RECORDED DATA -
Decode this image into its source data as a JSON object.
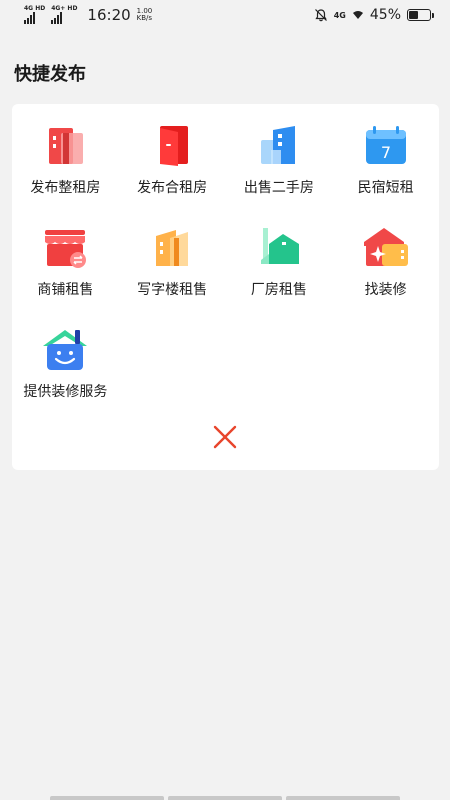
{
  "status_bar": {
    "net1": "4G HD",
    "net2": "4G+ HD",
    "time": "16:20",
    "speed_value": "1.00",
    "speed_unit": "KB/s",
    "net3": "4G",
    "battery": "45%"
  },
  "page": {
    "title": "快捷发布"
  },
  "items": [
    {
      "label": "发布整租房",
      "icon": "whole-rent-icon"
    },
    {
      "label": "发布合租房",
      "icon": "shared-rent-door-icon"
    },
    {
      "label": "出售二手房",
      "icon": "second-hand-house-icon"
    },
    {
      "label": "民宿短租",
      "icon": "calendar-icon"
    },
    {
      "label": "商铺租售",
      "icon": "shop-icon"
    },
    {
      "label": "写字楼租售",
      "icon": "office-building-icon"
    },
    {
      "label": "厂房租售",
      "icon": "factory-icon"
    },
    {
      "label": "找装修",
      "icon": "renovation-icon"
    },
    {
      "label": "提供装修服务",
      "icon": "smiling-house-icon"
    }
  ],
  "colors": {
    "close": "#e8452c",
    "card": "#ffffff",
    "background": "#f2f2f2"
  }
}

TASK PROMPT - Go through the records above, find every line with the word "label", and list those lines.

RESPONSE TO THE EXERCISE -
      "label": "发布整租房",
      "label": "发布合租房",
      "label": "出售二手房",
      "label": "民宿短租",
      "label": "商铺租售",
      "label": "写字楼租售",
      "label": "厂房租售",
      "label": "找装修",
      "label": "提供装修服务",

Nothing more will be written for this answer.